“Mein Sachsen lob‘ ich mir” (“Give me Saxony any day”). Situated in the heart of Germany, the state is known for its culture and spirit, as well as its economy and strength. Whether it be book fairs, the Semperoper or the Bachfest, Saxons can be proud of their cultural diversity. Apart from the major centres such as the capital Dresden, Leipzig or Chemnitz, the state’s landscapes are also distinguished by an unmistakable character. The dense forests of the Ore Mountains, Leipzig’s lowland plain with its fertile alluvial soil, and the picturesque “Saxon Switzerland” attract numerous visitors every year with their unique charm.
Saxony experienced its main economic boom with the peaceful revolution of 1989 – with the Monday demonstrations in Leipzig – and the associated German reunification.
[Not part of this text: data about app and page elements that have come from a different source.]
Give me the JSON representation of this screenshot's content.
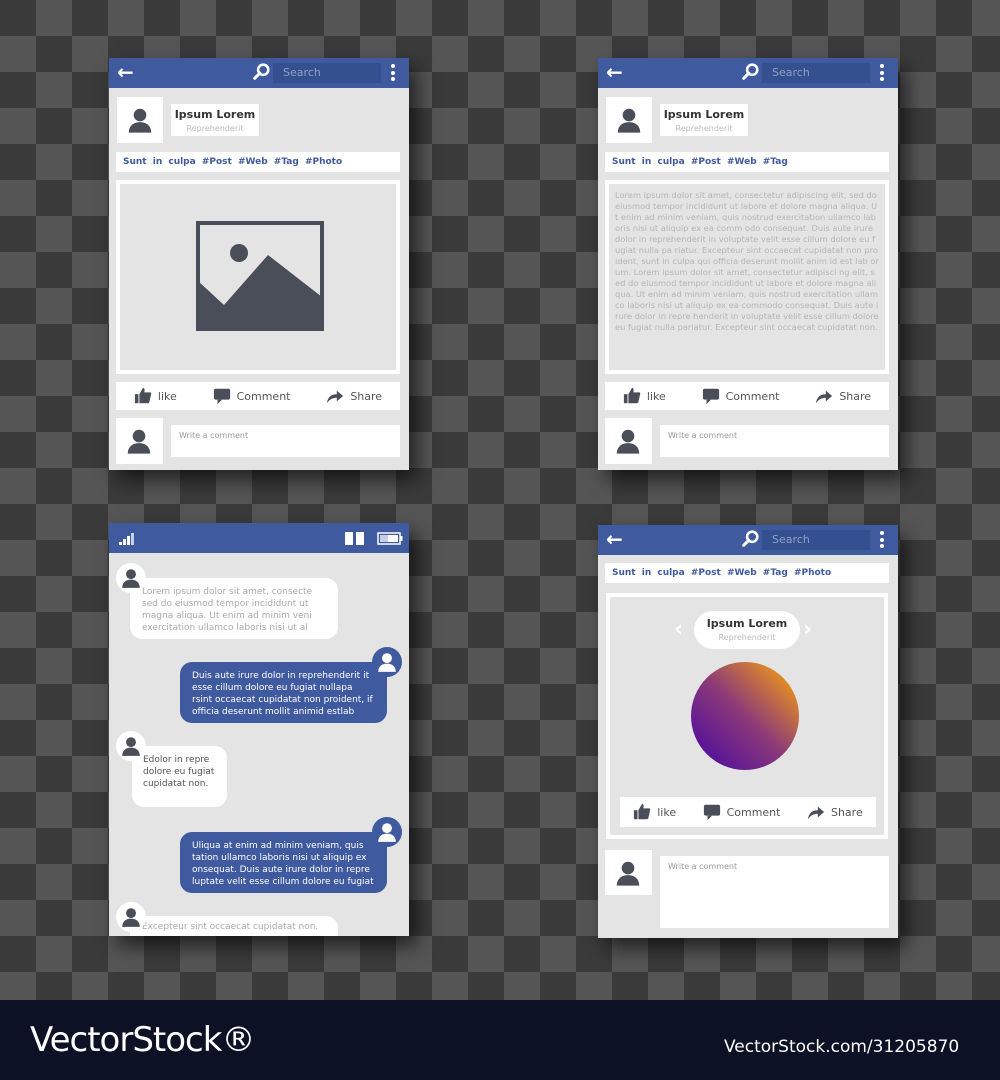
{
  "header": {
    "search_placeholder": "Search"
  },
  "profile": {
    "name": "Ipsum Lorem",
    "subtitle": "Reprehenderit"
  },
  "tags_a": "Sunt in culpa #Post #Web #Tag #Photo",
  "tags_b": "Sunt in culpa #Post #Web #Tag",
  "tags_d": "Sunt in culpa #Post #Web #Tag #Photo",
  "actions": {
    "like": "like",
    "comment": "Comment",
    "share": "Share"
  },
  "comment_placeholder": "Write a comment",
  "post_text": "Lorem ipsum dolor sit amet, consectetur adipiscing elit, sed do eiusmod tempor incididunt ut labore et dolore magna aliqua. Ut enim ad minim veniam, quis nostrud exercitation ullamco laboris nisi ut aliquip ex ea comm odo consequat. Duis aute irure dolor in reprehenderit in voluptate velit esse cillum dolore eu fugiat nulla pa riatur. Excepteur sint occaecat cupidatat non proident, sunt in culpa qui officia deserunt mollit anim id est lab orum. Lorem ipsum dolor sit amet, consectetur adipisci ng elit, sed do eiusmod tempor incididunt ut labore et dolore magna aliqua. Ut enim ad minim veniam, quis nostrud exercitation ullamco laboris nisi ut aliquip ex ea commodo consequat. Duis aute irure dolor in repre henderit in voluptate velit esse cillum dolore eu fugiat nulla pariatur. Excepteur sint occaecat cupidatat non.",
  "chat": {
    "messages": [
      {
        "side": "in",
        "text": "Lorem ipsum dolor sit amet, consecte sed do eiusmod tempor incididunt ut magna aliqua. Ut enim ad minim veni exercitation ullamco laboris nisi ut al"
      },
      {
        "side": "out",
        "text": "Duis aute irure dolor in reprehenderit it esse cillum dolore eu fugiat nullapa rsint occaecat cupidatat non proident, if officia deserunt mollit animid estlab"
      },
      {
        "side": "in",
        "text": "Edolor in repre dolore eu fugiat cupidatat non."
      },
      {
        "side": "out",
        "text": "Uliqua at enim ad minim veniam, quis tation ullamco laboris nisi ut aliquip ex onsequat. Duis aute irure dolor in repre luptate velit esse cillum dolore eu fugiat"
      },
      {
        "side": "in",
        "text": "Excepteur sint occaecat cupidatat non."
      }
    ]
  },
  "colors": {
    "brand": "#3f5a9e",
    "gradient_start": "#f7a012",
    "gradient_end": "#4a0aa0"
  },
  "footer": {
    "logo": "VectorStock®",
    "id": "VectorStock.com/31205870"
  }
}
Since then, the state has recorded constant growth, particularly in construction and industry, though it has also made a name for itself in crafts and trade. Saxons are said to be cosmopolitan and fond of travelling, but are also always jovial, homely and very warm. So it’s no wonder that customs and traditions are given high priority here. This commitment and dedication made the blue swords of Meissen porcelain and woodcarvings from the Ore Mountains famous well beyond the borders of the Free State.
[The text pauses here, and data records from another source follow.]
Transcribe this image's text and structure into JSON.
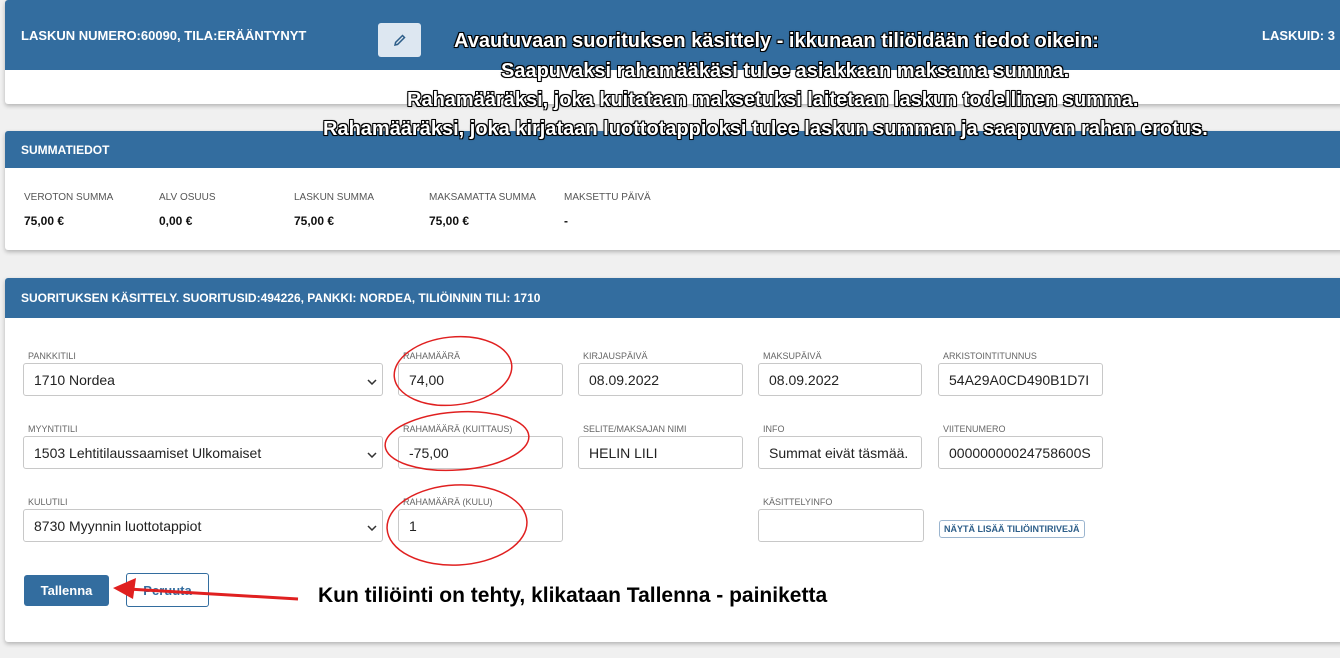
{
  "invoice_header": {
    "label": "LASKUN NUMERO: ",
    "number": "60090",
    "status_label": ", TILA: ",
    "status": "ERÄÄNTYNYT",
    "right_label": "LASKUID: 3"
  },
  "summary": {
    "title": "SUMMATIEDOT",
    "columns": [
      {
        "label": "VEROTON SUMMA",
        "value": "75,00 €"
      },
      {
        "label": "ALV OSUUS",
        "value": "0,00 €"
      },
      {
        "label": "LASKUN SUMMA",
        "value": "75,00 €"
      },
      {
        "label": "MAKSAMATTA SUMMA",
        "value": "75,00 €"
      },
      {
        "label": "MAKSETTU PÄIVÄ",
        "value": "-"
      }
    ]
  },
  "payment": {
    "title_prefix": "SUORITUKSEN KÄSITTELY. SUORITUSID: ",
    "id": "494226",
    "title_bank": ", PANKKI: NORDEA, TILIÖINNIN TILI: 1710",
    "fields": {
      "pankkitili": {
        "label": "PANKKITILI",
        "value": "1710 Nordea"
      },
      "rahamaara": {
        "label": "RAHAMÄÄRÄ",
        "value": "74,00"
      },
      "kirjauspaiva": {
        "label": "KIRJAUSPÄIVÄ",
        "value": "08.09.2022"
      },
      "maksupaiva": {
        "label": "MAKSUPÄIVÄ",
        "value": "08.09.2022"
      },
      "arkistointitunnus": {
        "label": "ARKISTOINTITUNNUS",
        "value": "54A29A0CD490B1D7I"
      },
      "myyntitili": {
        "label": "MYYNTITILI",
        "value": "1503 Lehtitilaussaamiset Ulkomaiset"
      },
      "rahamaara_kuittaus": {
        "label": "RAHAMÄÄRÄ (KUITTAUS)",
        "value": "-75,00"
      },
      "selite": {
        "label": "SELITE/MAKSAJAN NIMI",
        "value": "HELIN LILI"
      },
      "info": {
        "label": "INFO",
        "value": "Summat eivät täsmää."
      },
      "viitenumero": {
        "label": "VIITENUMERO",
        "value": "00000000024758600S"
      },
      "kulutili": {
        "label": "KULUTILI",
        "value": "8730 Myynnin luottotappiot"
      },
      "rahamaara_kulu": {
        "label": "RAHAMÄÄRÄ (KULU)",
        "value": "1"
      },
      "kasittelyinfo": {
        "label": "KÄSITTELYINFO",
        "value": ""
      }
    },
    "more_rows_label": "NÄYTÄ LISÄÄ TILIÖINTIRIVEJÄ",
    "save_label": "Tallenna",
    "cancel_label": "Peruuta"
  },
  "annotations": {
    "line1": "Avautuvaan suorituksen käsittely - ikkunaan tiliöidään tiedot oikein:",
    "line2": "Saapuvaksi rahamääkäsi tulee asiakkaan maksama summa.",
    "line3": "Rahamääräksi, joka kuitataan maksetuksi laitetaan laskun todellinen summa.",
    "line4": "Rahamääräksi, joka kirjataan luottotappioksi tulee laskun summan ja saapuvan rahan erotus.",
    "bottom": "Kun tiliöinti on tehty, klikataan Tallenna - painiketta"
  },
  "icons": {
    "edit": "pencil-icon",
    "dropdown": "chevron-down-icon"
  },
  "colors": {
    "header_blue": "#336d9f",
    "annotation_red": "#e02020"
  }
}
Plauen lace and Ore Mountain Schwibbogen are fixed parts of Saxon folk art, and can only be found here in the Free State. So it’s hardly a surprise that the typical Saxon candleholders have become bestsellers at the Christmas markets, and a coveted souvenir for international visitors.
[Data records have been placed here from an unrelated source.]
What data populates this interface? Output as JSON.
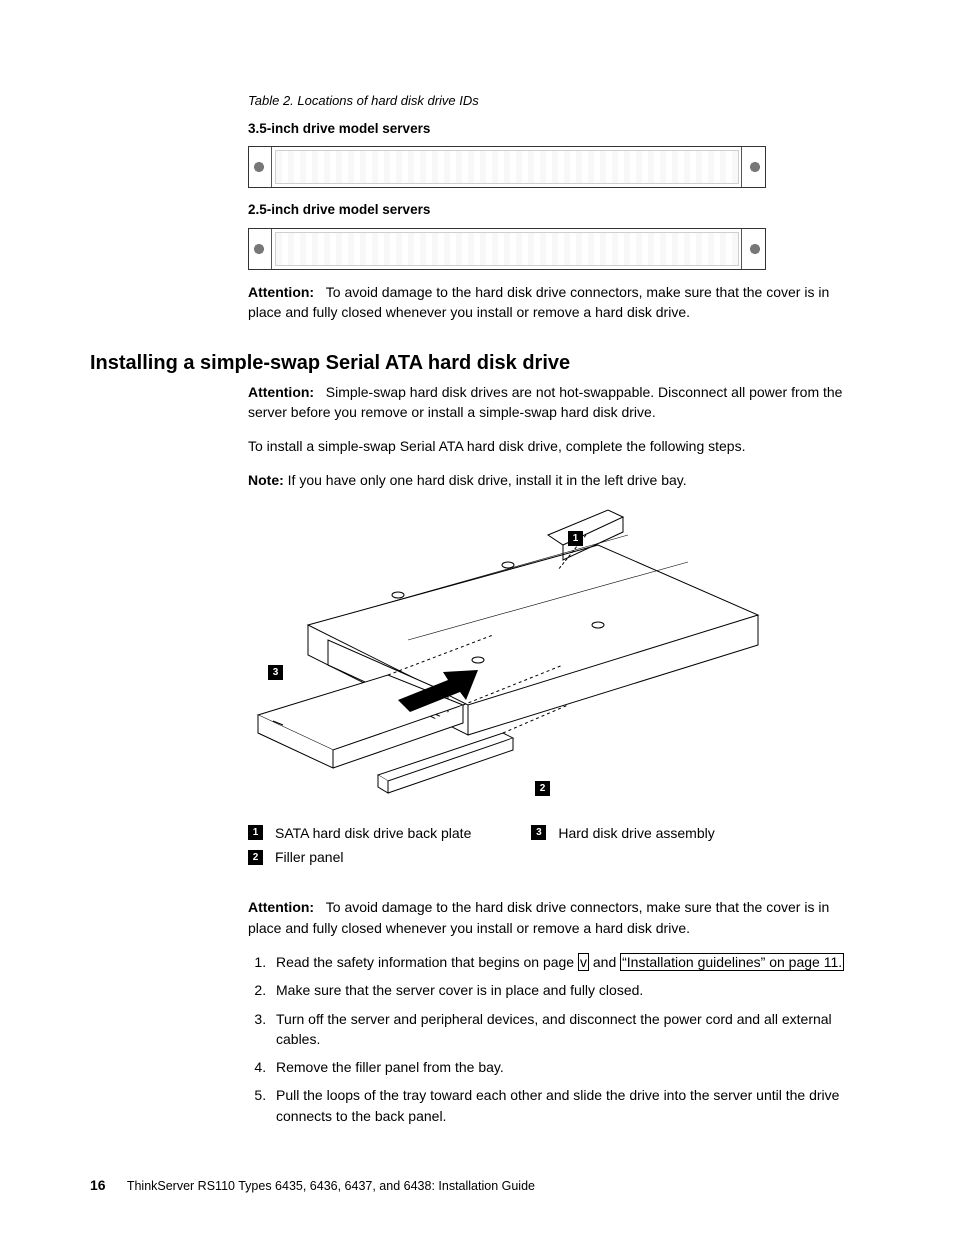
{
  "table_caption": "Table 2. Locations of hard disk drive IDs",
  "subhead_35": "3.5-inch drive model servers",
  "subhead_25": "2.5-inch drive model servers",
  "attention1": {
    "label": "Attention:",
    "text": "To avoid damage to the hard disk drive connectors, make sure that the cover is in place and fully closed whenever you install or remove a hard disk drive."
  },
  "section_title": "Installing a simple-swap Serial ATA hard disk drive",
  "attention2": {
    "label": "Attention:",
    "text": "Simple-swap hard disk drives are not hot-swappable. Disconnect all power from the server before you remove or install a simple-swap hard disk drive."
  },
  "intro": "To install a simple-swap Serial ATA hard disk drive, complete the following steps.",
  "note": {
    "label": "Note:",
    "text": "If you have only one hard disk drive, install it in the left drive bay."
  },
  "callouts": {
    "c1": "1",
    "c2": "2",
    "c3": "3"
  },
  "legend": {
    "i1": "SATA hard disk drive back plate",
    "i2": "Filler panel",
    "i3": "Hard disk drive assembly"
  },
  "attention3": {
    "label": "Attention:",
    "text": "To avoid damage to the hard disk drive connectors, make sure that the cover is in place and fully closed whenever you install or remove a hard disk drive."
  },
  "step1": {
    "prefix": "Read the safety information that begins on page ",
    "link1": "v",
    "mid": " and ",
    "link2": "“Installation guidelines” on page 11.",
    "suffix": ""
  },
  "step2": "Make sure that the server cover is in place and fully closed.",
  "step3": "Turn off the server and peripheral devices, and disconnect the power cord and all external cables.",
  "step4": "Remove the filler panel from the bay.",
  "step5": "Pull the loops of the tray toward each other and slide the drive into the server until the drive connects to the back panel.",
  "footer": {
    "page": "16",
    "doc": "ThinkServer RS110 Types 6435, 6436, 6437, and 6438: Installation Guide"
  }
}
Opening hours


Located on the Hauptstraße between the Golden Rider statue and Jorge Gomondai Square